Action: Halo ancient trees
Key messagesRead our guidance on Key messages before continuing
- We captured no evidence for the effects of haloing ancient trees on forests.
'No evidence' for an action means we have not yet found any studies that directly and quantitatively tested this action during our systematic journal and report searches. Therefore we have been unable to assess whether or not the action is effective or has any harmful impacts. Please get in touch if you know of such a study for this action.

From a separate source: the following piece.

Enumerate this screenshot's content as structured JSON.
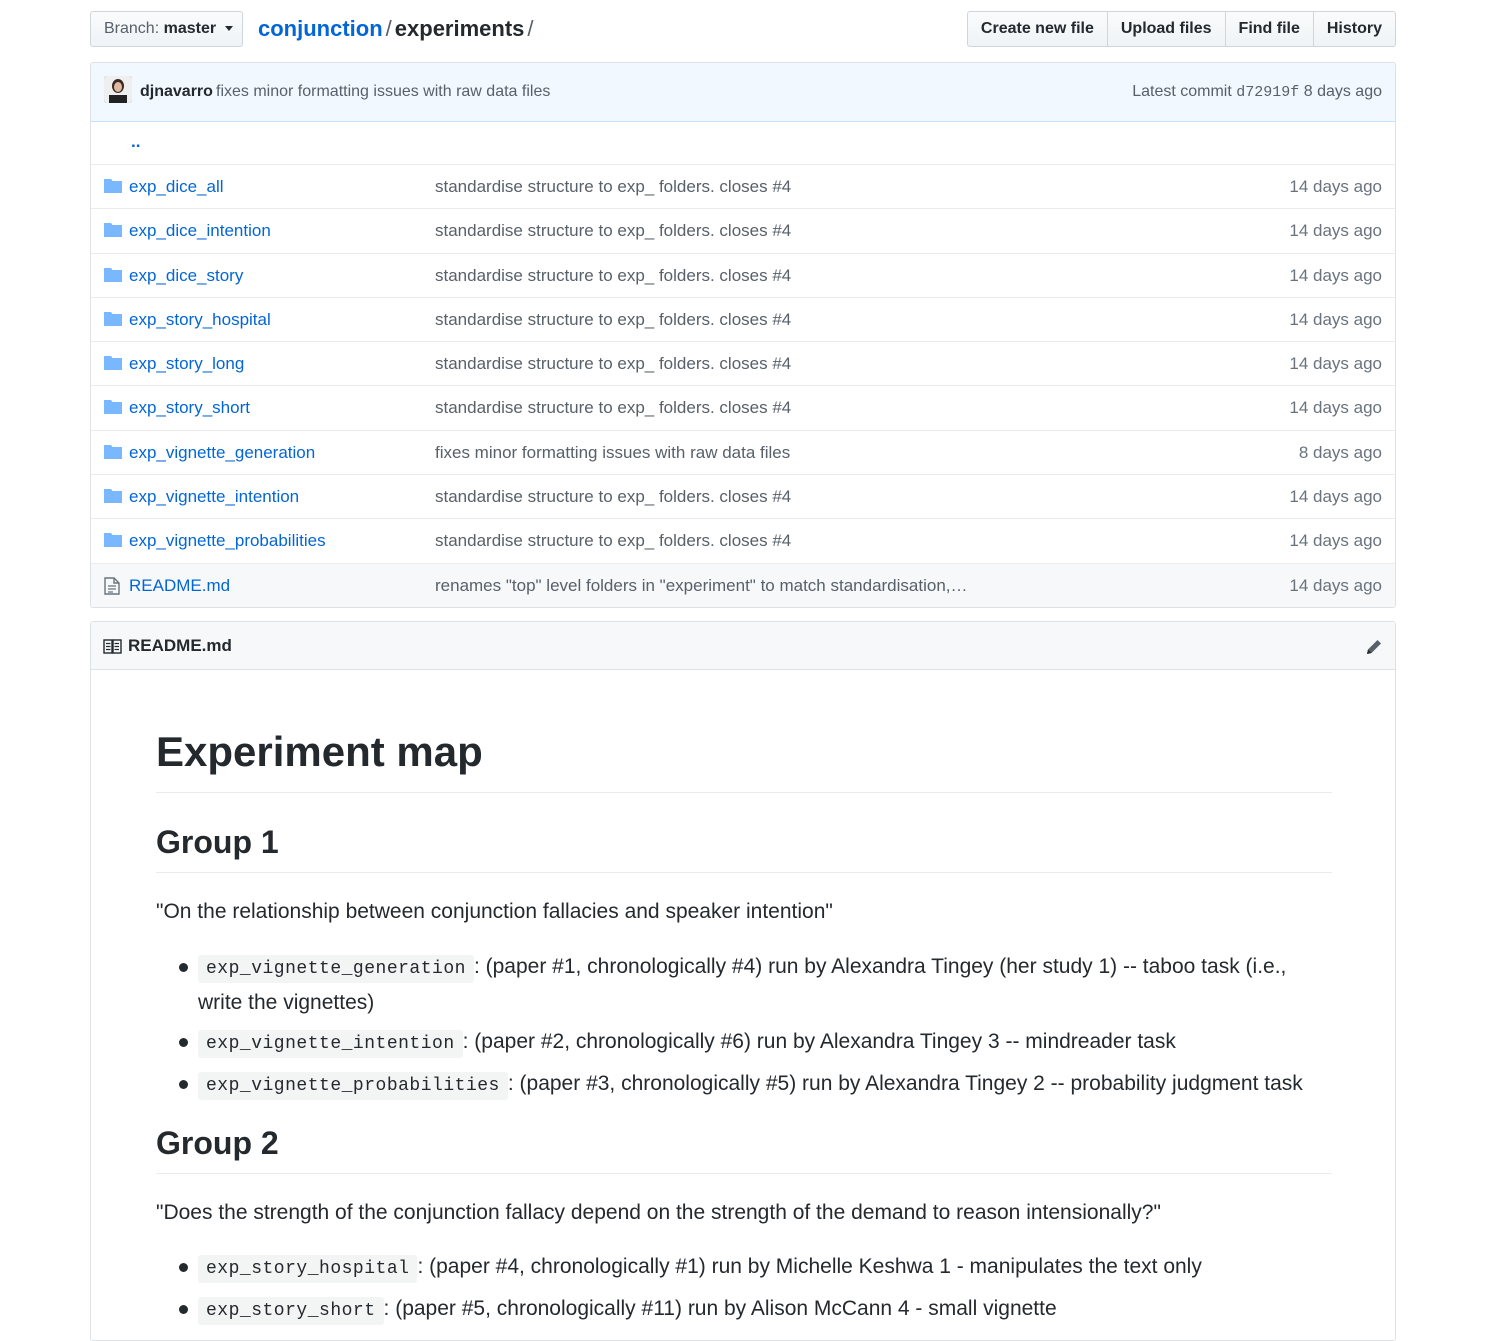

As trees reach old age, they become smaller and their canopy becomes sparse because of the dieback of their outermost branches. As a result, ancient trees in dense forest stand the risk of being overtopped by younger, taller trees. Haloing involves the removal of these young, competing trees from around the ancient tree. This may release ancient trees from competition and allow them to survive for longer. However, sudden changes in environmental conditions (such as light availability) due to the removal of the surrounding canopy may also damage or kill ancient trees.